And turning quickly to the second most important change ... Mr. Jack Warner as National Security Minister ... it is going to be interesting to see how Mr. Warner, probably the Caribbean's most adept, adaptable and competent politician, will handle this poisoned chalice. For make no mistake, if he fails at this his reputation as a "can-do" guy will certainly take a big "hit". On the other hand, if he does make a noticable dent in crime then Mr. Warner's reputation in this country will be higher than the mountain tops regardless of whatever Mr. Blatter, FIFA or anybody else might choose to throw at him.

So, the race is on once more, the "horses" having been on hold for more than a month. In the coming weeks and months we'll begin to get a pretty good picture of whether or not this particular 'race' will produce the results that we all so desperately crave.

P.S. Proven performers to watch: Vasant Bharath at Trade; Ganga Singh at Environment.

Thursday, June 21, 2012


A number of my friends and followers have been asking why I haven't written anything in this blog for the last month or so. The answer is simply because I regard everything that has happened recently as really worth nothing and, quite frankly, beneath the value of commentary.

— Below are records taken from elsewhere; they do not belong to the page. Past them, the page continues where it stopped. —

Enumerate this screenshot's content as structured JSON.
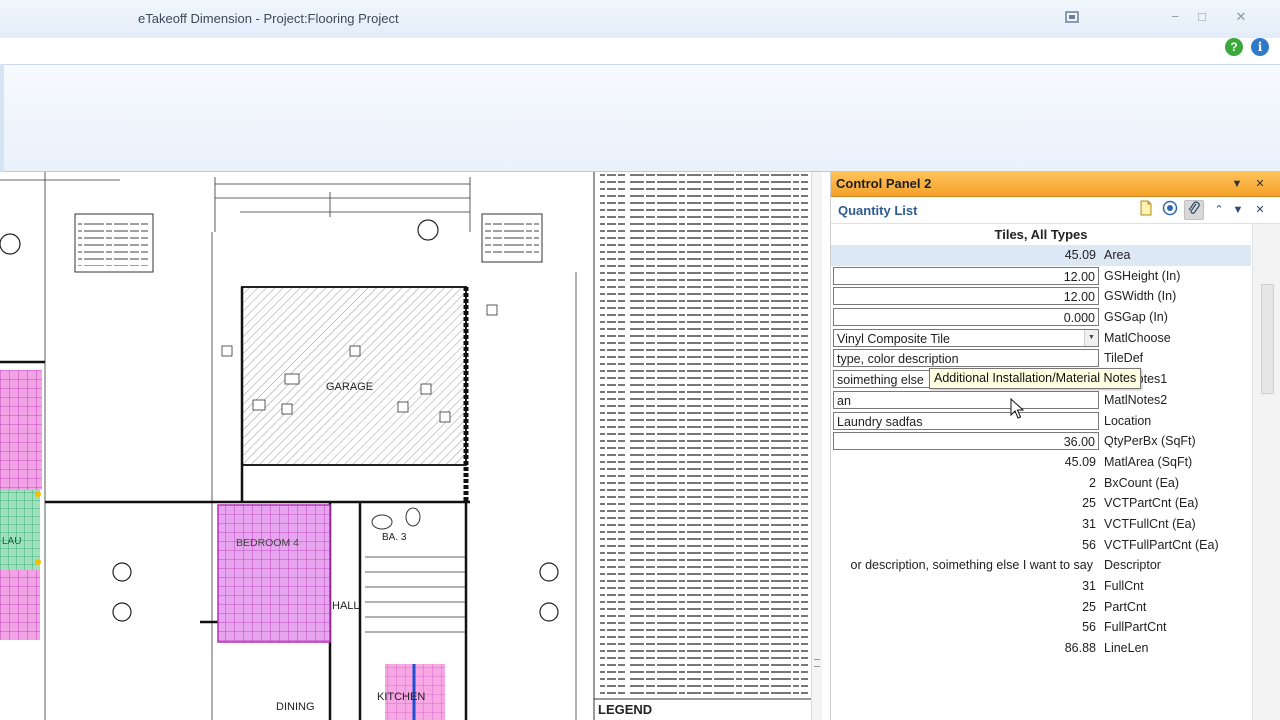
{
  "window": {
    "title": "eTakeoff Dimension - Project:Flooring Project",
    "controls": {
      "minimize": "−",
      "maximize": "□",
      "close": "✕"
    },
    "help_button": "?",
    "info_button": "i"
  },
  "drawing": {
    "room_labels": {
      "garage": "GARAGE",
      "bedroom": "BEDROOM 4",
      "bath": "BA. 3",
      "hall": "HALL",
      "dining": "DINING",
      "kitchen": "KITCHEN",
      "laundry": "LAU"
    },
    "legend": "LEGEND"
  },
  "control_panel": {
    "title": "Control Panel 2",
    "quantity_list": {
      "title": "Quantity List",
      "group_title": "Tiles, All Types",
      "rows": [
        {
          "value": "45.09",
          "label": "Area"
        },
        {
          "value": "12.00",
          "label": "GSHeight (In)"
        },
        {
          "value": "12.00",
          "label": "GSWidth (In)"
        },
        {
          "value": "0.000",
          "label": "GSGap (In)"
        },
        {
          "value": "Vinyl Composite Tile",
          "label": "MatlChoose"
        },
        {
          "value": "type, color description",
          "label": "TileDef"
        },
        {
          "value": "soimething else",
          "label": "MatlNotes1"
        },
        {
          "value": "an",
          "label": "MatlNotes2"
        },
        {
          "value": "Laundry sadfas",
          "label": "Location"
        },
        {
          "value": "36.00",
          "label": "QtyPerBx (SqFt)"
        },
        {
          "value": "45.09",
          "label": "MatlArea (SqFt)"
        },
        {
          "value": "2",
          "label": "BxCount (Ea)"
        },
        {
          "value": "25",
          "label": "VCTPartCnt (Ea)"
        },
        {
          "value": "31",
          "label": "VCTFullCnt (Ea)"
        },
        {
          "value": "56",
          "label": "VCTFullPartCnt (Ea)"
        },
        {
          "value": "or description, soimething else I want to say",
          "label": "Descriptor"
        },
        {
          "value": "31",
          "label": "FullCnt"
        },
        {
          "value": "25",
          "label": "PartCnt"
        },
        {
          "value": "56",
          "label": "FullPartCnt"
        },
        {
          "value": "86.88",
          "label": "LineLen"
        }
      ]
    },
    "tooltip": "Additional Installation/Material Notes"
  },
  "colors": {
    "panel_header": "#f5a12a",
    "quantity_list_title": "#2d5c91",
    "selected_row": "#dce8f6",
    "room_magenta": "#cc33cc",
    "room_pink": "#ff66cc",
    "tooltip_bg": "#ffffe1"
  },
  "icons": [
    "app-icon",
    "help-icon",
    "info-icon",
    "new-document-icon",
    "target-icon",
    "paperclip-icon",
    "collapse-up-icon",
    "dropdown-icon",
    "close-icon"
  ]
}
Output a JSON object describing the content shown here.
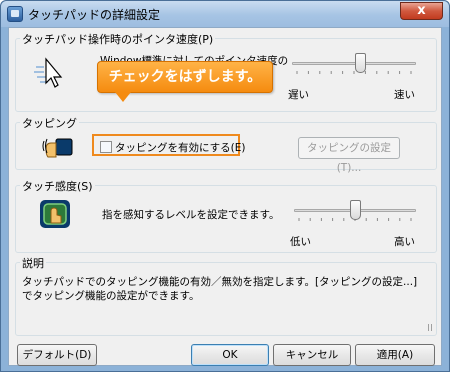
{
  "window": {
    "title": "タッチパッドの詳細設定",
    "close_glyph": "x"
  },
  "pointer_speed": {
    "group_label": "タッチパッド操作時のポインタ速度(P)",
    "description": "Window標準に対してのポインタ速度の調整ができます。",
    "slider_value": 0.56,
    "label_left": "遅い",
    "label_right": "速い",
    "icon": "pointer-speed-icon"
  },
  "tapping": {
    "group_label": "タッピング",
    "checkbox_label": "タッピングを有効にする(E)",
    "checked": false,
    "settings_button": "タッピングの設定(T)...",
    "icon": "tapping-icon"
  },
  "callout": {
    "text": "チェックをはずします。",
    "color": "#f58b0f"
  },
  "sensitivity": {
    "group_label": "タッチ感度(S)",
    "description": "指を感知するレベルを設定できます。",
    "slider_value": 0.5,
    "label_left": "低い",
    "label_right": "高い",
    "icon": "touch-sensitivity-icon"
  },
  "explanation": {
    "group_label": "説明",
    "text": "タッチパッドでのタッピング機能の有効／無効を指定します。[タッピングの設定...]でタッピング機能の設定ができます。"
  },
  "buttons": {
    "default": "デフォルト(D)",
    "ok": "OK",
    "cancel": "キャンセル",
    "apply": "適用(A)"
  }
}
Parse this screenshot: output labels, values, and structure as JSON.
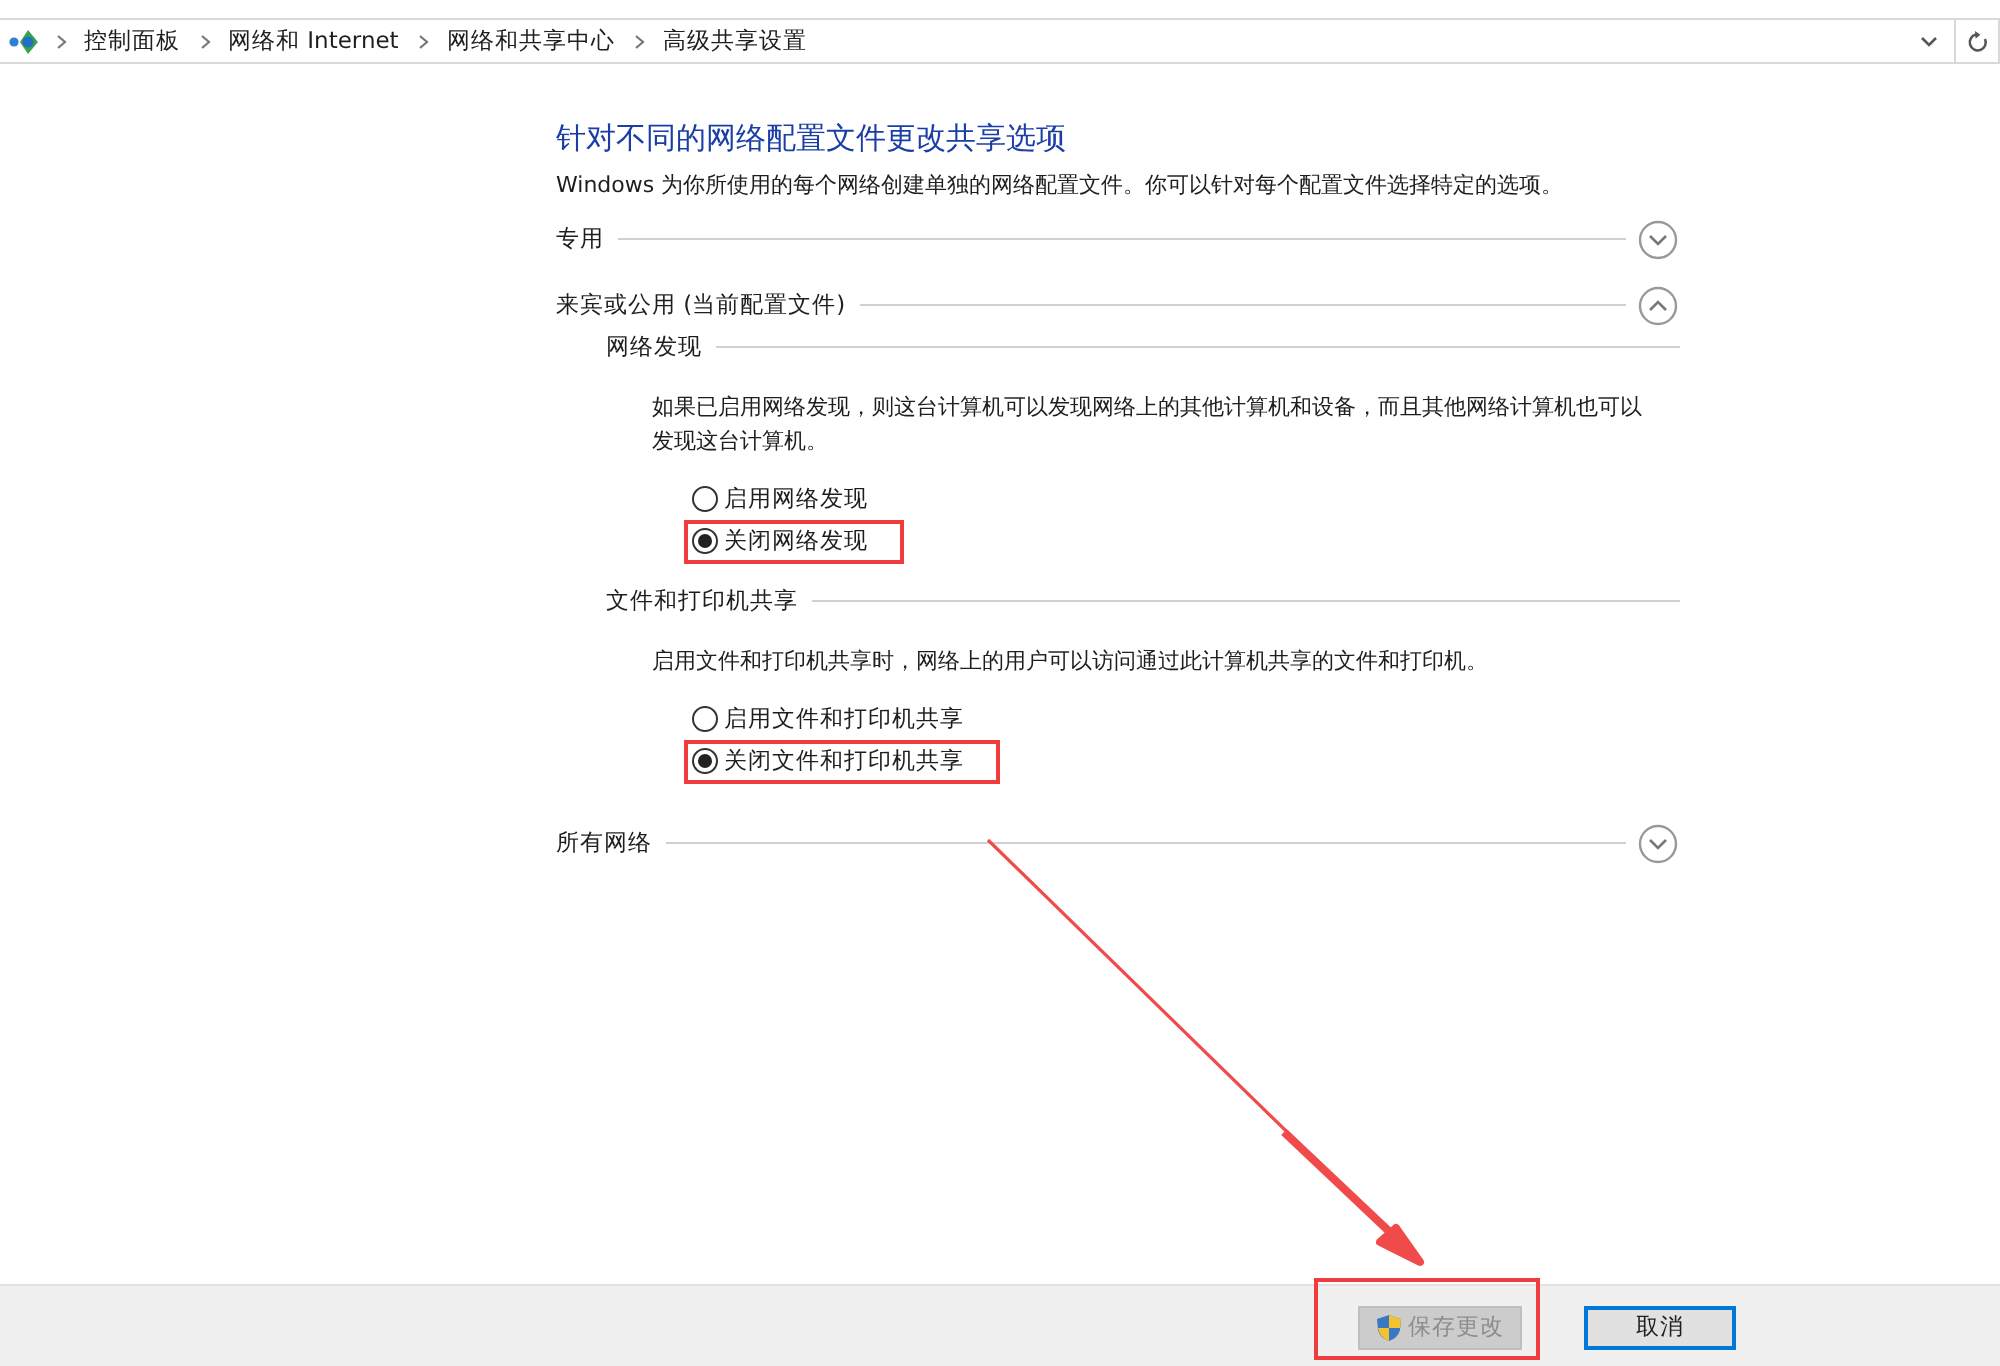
{
  "breadcrumb": [
    "控制面板",
    "网络和 Internet",
    "网络和共享中心",
    "高级共享设置"
  ],
  "title": "针对不同的网络配置文件更改共享选项",
  "subtitle": "Windows 为你所使用的每个网络创建单独的网络配置文件。你可以针对每个配置文件选择特定的选项。",
  "sections": [
    {
      "title": "专用",
      "expanded": false
    },
    {
      "title": "来宾或公用 (当前配置文件)",
      "expanded": true,
      "groups": [
        {
          "title": "网络发现",
          "description": "如果已启用网络发现，则这台计算机可以发现网络上的其他计算机和设备，而且其他网络计算机也可以发现这台计算机。",
          "options": [
            {
              "label": "启用网络发现",
              "selected": false,
              "highlighted": false
            },
            {
              "label": "关闭网络发现",
              "selected": true,
              "highlighted": true
            }
          ]
        },
        {
          "title": "文件和打印机共享",
          "description": "启用文件和打印机共享时，网络上的用户可以访问通过此计算机共享的文件和打印机。",
          "options": [
            {
              "label": "启用文件和打印机共享",
              "selected": false,
              "highlighted": false
            },
            {
              "label": "关闭文件和打印机共享",
              "selected": true,
              "highlighted": true
            }
          ]
        }
      ]
    },
    {
      "title": "所有网络",
      "expanded": false
    }
  ],
  "buttons": [
    {
      "kind": "save",
      "label": "保存更改",
      "disabled": true,
      "highlighted": true
    },
    {
      "kind": "cancel",
      "label": "取消",
      "disabled": false,
      "highlighted": false
    }
  ],
  "pointer_arrow": true
}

For example, Ms. Nalini Dial's rant on Facebook about the terrible murder of the daughter of Ms. Marlene Coudray was crass, low and absolutely contemptible and certainly not worth the amount of publicity that it was given.

In another vein, the resignation of Mr. David Abdullah and the withdrawal of his "Party" the MSJ from the Government received a heck of a lot of publicity but really and truly in terms of the overall effect on the politics of this country amount to less than "diddley-squat". I had put the word "Party" in inverted comma's in the last sentence when I referred to the MSJ because the truth is that as of today (and yesterday and probably tomorrow) the MSJ couldn't make its deposit in any constituency in good old T&T. The "Party" is a one dimensional collection of labour leaders who "get high on their own supply" and have am inflated sense of their own self importance. They have absolutely no solutions for the better governance of this country save and except that in their view workers are not given their fair share of the national pie or cake. The time to pay attention to the pronouncements of the MSJ (or indeed any political party worthy of the name) is when it can command the support of a reasonable section of the electorate. Until then .... well, the least said is probably the better.

Frankly, what I have been waiting for (like the rest of the country) is the impending Cabinet reshuffle which is due out now, maybe even today. And, like most persons the office that I shall be looking at the most is that of the Ministry of Finance. For make no mistake, this impending reshuffle can make or break Mrs. Persad-Bissessar's government. Although she has three years left, the truth is that after next year people's attitudes will begin to harden, and even if, say, by year five, things start to turn around, history has shown that the electorate will punish the government by voting them out. And the only way to turn things around is to improve the economy or at least make people believe and accept that what is being done is the best that can be done in all of the circumstances ... a task that the inarticulate Winston Dookeran has patently failed to do. Look, Mr. Dookeran may have been a very good Finance Minister and he may have done the best that he could in all of teh circumstances. I personally, don't think so, but there are a lot of people who disagree with me on this. But this is not my point here. My point is that he has failed to convince the country that what is being done is the absolute best that could possibly be done in all of the circumstances. Even those who disagree with me on his actual performance agree with me on this. And the art of politics is being able to persuade people to follow you on a particular matter (or matters).

So we will all find out fairly soon what the Prime Minister has in her mind and what she is going to do. It is clear that whatever her faults, the Prime Minister does understand the value of timing. The fact that she has had us all on hold for all this time shows at the very least that the lady has political courage and understands the game of political brinkmanship better than most.